As a result, Yahya canceled the first session. Yahya Khan and Bhutto went to Dhaka for negotiations with Mujeeb but failed to yield any result. The delay in calling the session of the assembly resulted in the mass agitations in East Pakistan and soon it turned into a civil war. A war in which Pakistan Army was pitted against its own people – the Bengali militant organization Mukti Bahni which was backed by India. The clash between Pakistan Army and Mukti Bahni resulted in the death of thousands of Bengalis. On 23 November 1971, the Indian Army conventionally penetrated into the eastern fronts and crossed East Pakistan’s borders to join Bengali nationalists. The conventional war was declared on 3rd of December between Pakistan and India, and on 16th of December Pakistani troops in East Pakistan surrendered to Indian Army. East Pakistan became Bangladesh. As a result, Yahya Khan was asked to resign and the power was transferred to Zulfiqar Bhutto in remaining Pakistan.
The lessons still not learned
The fall of Dhaka is a reminder that nations can never be forced to live with a particular state with the might of gun, but have we learned the lesson? Still, we have chosen to remain in self-denial by not rectifying the mistakes. The history taught to the children in Pakistan is deprived of the actual facts and events that led to the creation of Bangladesh. Shaikh Mujeeb has been presented as a traitor in the textbooks while there is no mentioning of the factors and policies that created a sense of deprivation among the Bengalis and eventually paved the way for the separation of East Pakistan. None of the elected governments in Pakistan tried to ask the question about this blunder from the establishment and did not make any efforts to fix the responsibility on culprits. As a result, the culprits of the 71 debacle were not held responsible and punished? The role of Zulfiqar Bhutto who refused to accept the victory of Shaikh Mujeeb in East Pakistan is still not being discussed.
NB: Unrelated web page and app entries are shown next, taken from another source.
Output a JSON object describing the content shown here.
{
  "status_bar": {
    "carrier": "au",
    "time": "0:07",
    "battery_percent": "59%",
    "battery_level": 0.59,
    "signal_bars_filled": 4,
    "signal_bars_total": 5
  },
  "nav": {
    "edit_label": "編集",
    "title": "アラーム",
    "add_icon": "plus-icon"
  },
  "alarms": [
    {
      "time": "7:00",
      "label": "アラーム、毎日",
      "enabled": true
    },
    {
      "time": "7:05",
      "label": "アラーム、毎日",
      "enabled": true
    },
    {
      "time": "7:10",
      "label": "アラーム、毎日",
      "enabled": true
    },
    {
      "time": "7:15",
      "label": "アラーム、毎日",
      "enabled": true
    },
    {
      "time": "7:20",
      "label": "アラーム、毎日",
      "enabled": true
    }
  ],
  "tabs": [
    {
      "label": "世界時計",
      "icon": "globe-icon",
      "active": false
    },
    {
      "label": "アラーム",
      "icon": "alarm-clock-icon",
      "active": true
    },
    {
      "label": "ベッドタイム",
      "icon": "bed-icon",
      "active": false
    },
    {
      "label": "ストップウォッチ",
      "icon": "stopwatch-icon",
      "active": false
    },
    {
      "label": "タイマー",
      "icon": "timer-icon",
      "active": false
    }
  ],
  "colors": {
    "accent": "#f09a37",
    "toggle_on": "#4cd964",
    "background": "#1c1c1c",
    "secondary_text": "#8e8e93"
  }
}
Asking questions on these issues on the debacle of 1971 is still a crime and an act of treason.
The lesson from East Pakistan debacle was loud and clear and it was that the sates are run on the mandate given by the masses to the politicians and political parties and by the political parties not by the might alone. One hopes that one day a truth and reconciliation commission will be formed which eventually will fix the responsibility of this debacle on the responsible person and the authorities. After all, hiding facts and not learning from the mistakes in the name of patriotism is not going to help Pakistan to move in the right direction. Samuel Johnson said that “Patriotism is the last refuge of a scoundrel”. Instead of burying facts in the name of patriotism Pakistan needs to find the remedies for the errors it has made and it still is repeating again.